Know your plan for when you arrive in the Japan terminal: As a general principle, Japanese airports will have English signage displayed fairly prominently, but it can still be a little more challenging compared to navigating airports from your home country. Knowing the terminal layout and, more importantly, your plans for how to get to your destination beyond just the airport, can be extremely helpful – especially after a tiring journey. If you’re taking a highway bus somewhere, know where the counter(s) are and what you want, or if you’re taking a train, familiarize yourself with how to pay, the route you’re taking (including transfers), and what else you’ll need to make it smoothly (asking for help from train employees is great, but the noise levels of stations vary, and speaking through the glass windows at the help counters beside the ticket machines can be challenging).
And that’s all for now! Traveling to Japan is becoming easier and easier these days, so no matter what, you’ll be enjoying everything the country has to offer in no time. Good luck on the journey, and safe travels!

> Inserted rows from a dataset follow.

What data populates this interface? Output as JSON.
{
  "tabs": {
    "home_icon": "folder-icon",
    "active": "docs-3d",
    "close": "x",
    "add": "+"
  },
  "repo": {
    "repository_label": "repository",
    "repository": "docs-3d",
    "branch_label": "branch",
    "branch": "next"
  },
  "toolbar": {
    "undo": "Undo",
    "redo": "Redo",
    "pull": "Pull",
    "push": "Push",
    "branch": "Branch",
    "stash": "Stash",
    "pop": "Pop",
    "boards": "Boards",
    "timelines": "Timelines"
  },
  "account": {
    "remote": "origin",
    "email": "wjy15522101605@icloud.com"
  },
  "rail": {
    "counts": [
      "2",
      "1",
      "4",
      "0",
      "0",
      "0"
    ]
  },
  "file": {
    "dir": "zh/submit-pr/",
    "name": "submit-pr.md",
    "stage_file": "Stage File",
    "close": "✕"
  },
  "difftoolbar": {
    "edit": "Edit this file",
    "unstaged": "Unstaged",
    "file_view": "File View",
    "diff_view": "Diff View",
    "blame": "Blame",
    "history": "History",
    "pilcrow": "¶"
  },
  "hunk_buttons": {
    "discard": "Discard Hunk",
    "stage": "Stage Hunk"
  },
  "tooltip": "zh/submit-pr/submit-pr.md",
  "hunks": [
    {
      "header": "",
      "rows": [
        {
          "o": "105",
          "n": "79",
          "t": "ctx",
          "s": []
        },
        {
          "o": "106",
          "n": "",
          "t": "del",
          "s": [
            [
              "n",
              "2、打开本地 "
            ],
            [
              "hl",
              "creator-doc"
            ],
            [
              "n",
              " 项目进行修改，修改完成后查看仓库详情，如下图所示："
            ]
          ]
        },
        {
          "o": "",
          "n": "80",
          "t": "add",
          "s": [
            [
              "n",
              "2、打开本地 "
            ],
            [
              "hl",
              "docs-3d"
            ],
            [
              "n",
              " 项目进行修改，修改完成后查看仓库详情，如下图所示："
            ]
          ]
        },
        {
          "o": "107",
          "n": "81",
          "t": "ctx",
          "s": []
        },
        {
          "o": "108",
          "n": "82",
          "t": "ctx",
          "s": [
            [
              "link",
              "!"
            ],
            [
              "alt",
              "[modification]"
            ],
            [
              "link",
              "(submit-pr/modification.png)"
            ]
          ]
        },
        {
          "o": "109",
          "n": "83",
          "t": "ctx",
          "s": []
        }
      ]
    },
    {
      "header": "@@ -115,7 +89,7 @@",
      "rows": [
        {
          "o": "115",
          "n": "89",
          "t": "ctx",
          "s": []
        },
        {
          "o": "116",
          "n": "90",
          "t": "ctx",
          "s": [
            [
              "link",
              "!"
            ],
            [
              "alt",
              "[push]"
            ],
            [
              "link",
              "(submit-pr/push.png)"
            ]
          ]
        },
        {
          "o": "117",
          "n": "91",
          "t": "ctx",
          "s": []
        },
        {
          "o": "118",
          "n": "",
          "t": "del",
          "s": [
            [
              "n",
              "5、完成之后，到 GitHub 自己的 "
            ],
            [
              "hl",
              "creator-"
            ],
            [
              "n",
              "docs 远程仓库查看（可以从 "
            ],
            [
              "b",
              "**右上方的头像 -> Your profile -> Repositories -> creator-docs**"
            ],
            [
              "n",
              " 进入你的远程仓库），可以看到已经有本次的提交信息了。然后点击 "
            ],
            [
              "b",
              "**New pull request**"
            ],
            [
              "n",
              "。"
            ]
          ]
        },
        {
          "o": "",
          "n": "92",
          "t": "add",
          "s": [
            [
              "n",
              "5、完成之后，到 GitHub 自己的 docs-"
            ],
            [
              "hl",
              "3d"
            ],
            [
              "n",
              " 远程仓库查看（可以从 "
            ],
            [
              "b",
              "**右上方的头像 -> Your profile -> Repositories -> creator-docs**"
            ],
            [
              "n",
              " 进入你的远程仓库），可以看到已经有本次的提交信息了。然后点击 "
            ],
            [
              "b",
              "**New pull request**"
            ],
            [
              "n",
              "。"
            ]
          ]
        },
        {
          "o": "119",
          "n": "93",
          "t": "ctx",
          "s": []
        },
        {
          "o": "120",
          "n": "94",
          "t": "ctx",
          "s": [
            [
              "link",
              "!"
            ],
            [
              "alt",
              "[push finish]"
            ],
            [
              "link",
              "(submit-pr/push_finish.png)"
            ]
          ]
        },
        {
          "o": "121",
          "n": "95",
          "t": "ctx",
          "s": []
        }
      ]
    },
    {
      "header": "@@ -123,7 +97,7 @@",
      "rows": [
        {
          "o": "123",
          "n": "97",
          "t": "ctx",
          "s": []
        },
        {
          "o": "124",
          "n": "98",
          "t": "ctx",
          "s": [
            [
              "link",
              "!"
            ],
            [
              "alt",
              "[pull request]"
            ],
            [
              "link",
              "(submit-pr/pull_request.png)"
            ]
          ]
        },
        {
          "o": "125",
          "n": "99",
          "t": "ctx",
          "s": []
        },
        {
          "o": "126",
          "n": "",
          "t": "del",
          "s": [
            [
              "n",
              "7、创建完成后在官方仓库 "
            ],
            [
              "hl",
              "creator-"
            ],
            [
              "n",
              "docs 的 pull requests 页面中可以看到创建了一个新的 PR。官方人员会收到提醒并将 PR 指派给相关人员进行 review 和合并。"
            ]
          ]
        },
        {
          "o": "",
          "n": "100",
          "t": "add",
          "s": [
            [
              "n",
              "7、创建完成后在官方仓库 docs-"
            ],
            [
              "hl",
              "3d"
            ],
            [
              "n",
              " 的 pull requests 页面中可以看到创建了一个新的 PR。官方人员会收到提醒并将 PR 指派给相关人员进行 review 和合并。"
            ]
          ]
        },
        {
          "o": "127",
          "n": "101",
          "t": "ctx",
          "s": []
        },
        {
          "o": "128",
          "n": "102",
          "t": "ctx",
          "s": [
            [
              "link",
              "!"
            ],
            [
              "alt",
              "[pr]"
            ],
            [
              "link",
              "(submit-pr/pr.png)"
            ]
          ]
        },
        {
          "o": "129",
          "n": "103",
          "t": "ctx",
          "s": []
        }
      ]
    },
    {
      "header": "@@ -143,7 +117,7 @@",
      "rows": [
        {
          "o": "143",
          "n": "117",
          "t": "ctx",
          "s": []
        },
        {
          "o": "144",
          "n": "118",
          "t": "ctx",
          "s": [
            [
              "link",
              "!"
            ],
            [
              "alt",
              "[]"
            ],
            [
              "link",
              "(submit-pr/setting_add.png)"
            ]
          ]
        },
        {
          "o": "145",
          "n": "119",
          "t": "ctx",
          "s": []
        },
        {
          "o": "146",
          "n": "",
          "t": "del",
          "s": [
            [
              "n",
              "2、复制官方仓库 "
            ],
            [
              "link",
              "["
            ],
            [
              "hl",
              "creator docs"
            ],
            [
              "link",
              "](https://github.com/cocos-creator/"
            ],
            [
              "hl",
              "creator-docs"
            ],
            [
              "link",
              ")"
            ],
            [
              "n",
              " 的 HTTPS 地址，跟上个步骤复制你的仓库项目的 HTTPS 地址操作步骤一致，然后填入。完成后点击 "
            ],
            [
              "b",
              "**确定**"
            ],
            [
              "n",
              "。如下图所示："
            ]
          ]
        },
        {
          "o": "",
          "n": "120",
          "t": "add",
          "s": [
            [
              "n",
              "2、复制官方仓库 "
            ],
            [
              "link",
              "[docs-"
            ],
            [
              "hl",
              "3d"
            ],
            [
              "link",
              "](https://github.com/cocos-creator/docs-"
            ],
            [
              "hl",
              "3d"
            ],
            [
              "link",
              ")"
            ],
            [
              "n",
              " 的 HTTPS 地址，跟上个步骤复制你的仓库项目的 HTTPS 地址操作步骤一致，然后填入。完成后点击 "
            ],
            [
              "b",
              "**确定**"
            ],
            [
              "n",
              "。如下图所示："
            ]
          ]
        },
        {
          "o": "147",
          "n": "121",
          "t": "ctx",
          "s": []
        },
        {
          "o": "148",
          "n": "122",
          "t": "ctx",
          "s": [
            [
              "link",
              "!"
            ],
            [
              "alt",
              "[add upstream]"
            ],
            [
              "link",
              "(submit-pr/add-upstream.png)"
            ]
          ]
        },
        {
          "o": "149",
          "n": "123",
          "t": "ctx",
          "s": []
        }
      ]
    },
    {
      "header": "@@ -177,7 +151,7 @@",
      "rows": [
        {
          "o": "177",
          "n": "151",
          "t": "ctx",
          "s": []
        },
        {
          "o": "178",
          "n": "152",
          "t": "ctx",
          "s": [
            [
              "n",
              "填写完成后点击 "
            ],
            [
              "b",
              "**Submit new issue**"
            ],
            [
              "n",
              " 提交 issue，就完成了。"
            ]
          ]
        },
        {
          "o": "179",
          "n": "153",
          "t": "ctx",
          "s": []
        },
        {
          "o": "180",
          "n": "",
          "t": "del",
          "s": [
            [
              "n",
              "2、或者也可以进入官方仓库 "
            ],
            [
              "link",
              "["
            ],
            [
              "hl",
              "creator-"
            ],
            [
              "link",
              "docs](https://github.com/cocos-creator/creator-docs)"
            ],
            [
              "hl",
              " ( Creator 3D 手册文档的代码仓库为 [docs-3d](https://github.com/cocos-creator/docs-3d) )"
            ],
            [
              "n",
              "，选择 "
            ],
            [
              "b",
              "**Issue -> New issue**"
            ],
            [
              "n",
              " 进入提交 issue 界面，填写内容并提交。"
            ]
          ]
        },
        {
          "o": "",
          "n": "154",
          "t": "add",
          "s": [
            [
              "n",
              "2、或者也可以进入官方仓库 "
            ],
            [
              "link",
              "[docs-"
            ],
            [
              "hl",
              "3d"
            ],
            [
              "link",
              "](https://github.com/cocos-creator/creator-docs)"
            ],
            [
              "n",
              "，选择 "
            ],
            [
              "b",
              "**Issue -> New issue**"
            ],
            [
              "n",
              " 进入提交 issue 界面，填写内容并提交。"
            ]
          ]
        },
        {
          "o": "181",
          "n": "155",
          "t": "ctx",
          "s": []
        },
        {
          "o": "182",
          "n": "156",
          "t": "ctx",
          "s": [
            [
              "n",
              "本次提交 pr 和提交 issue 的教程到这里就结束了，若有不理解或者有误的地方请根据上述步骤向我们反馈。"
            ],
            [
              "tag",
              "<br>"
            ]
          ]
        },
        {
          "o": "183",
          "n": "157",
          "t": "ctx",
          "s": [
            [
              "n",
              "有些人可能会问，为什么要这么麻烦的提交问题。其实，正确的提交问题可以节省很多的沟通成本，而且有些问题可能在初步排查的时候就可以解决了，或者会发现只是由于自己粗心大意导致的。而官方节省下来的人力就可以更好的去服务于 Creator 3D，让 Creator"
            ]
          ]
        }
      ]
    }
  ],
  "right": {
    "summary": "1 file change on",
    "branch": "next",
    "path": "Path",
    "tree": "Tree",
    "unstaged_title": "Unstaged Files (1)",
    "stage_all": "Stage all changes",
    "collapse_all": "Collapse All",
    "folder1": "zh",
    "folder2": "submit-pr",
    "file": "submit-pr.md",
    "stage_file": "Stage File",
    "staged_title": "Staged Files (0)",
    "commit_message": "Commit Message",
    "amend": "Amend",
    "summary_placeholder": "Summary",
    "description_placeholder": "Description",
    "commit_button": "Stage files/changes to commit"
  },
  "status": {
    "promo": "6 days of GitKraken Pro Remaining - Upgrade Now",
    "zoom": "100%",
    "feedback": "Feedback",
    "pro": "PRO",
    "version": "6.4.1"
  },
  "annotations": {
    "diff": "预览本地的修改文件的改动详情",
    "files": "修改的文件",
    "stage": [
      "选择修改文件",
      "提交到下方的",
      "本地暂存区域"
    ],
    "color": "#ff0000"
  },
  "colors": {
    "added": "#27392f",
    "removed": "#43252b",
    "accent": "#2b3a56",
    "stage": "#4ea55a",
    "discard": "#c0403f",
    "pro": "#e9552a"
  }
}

Frank Mondelli is a PhD Candidate at Stanford University’s Department of East Asian Languages and Cultures. He is currently a Fulbright Graduate Research Fellow working on his dissertation, which studies the technological and cultural history of assistive technologies for deafness in Japan. He earned his B.A. in Japanese and Linguistics from Swarthmore College in 2014 before studying endangered languages and electronic dictionaries in Okinawa, Japan as a Fulbright Fellow. Frank is involved in disability activism on Stanford’s campus as well as in Tokyo, where he is currently working with the Japanese Federation of the Deaf. You can read more at Frank’s website: frankmondelli.com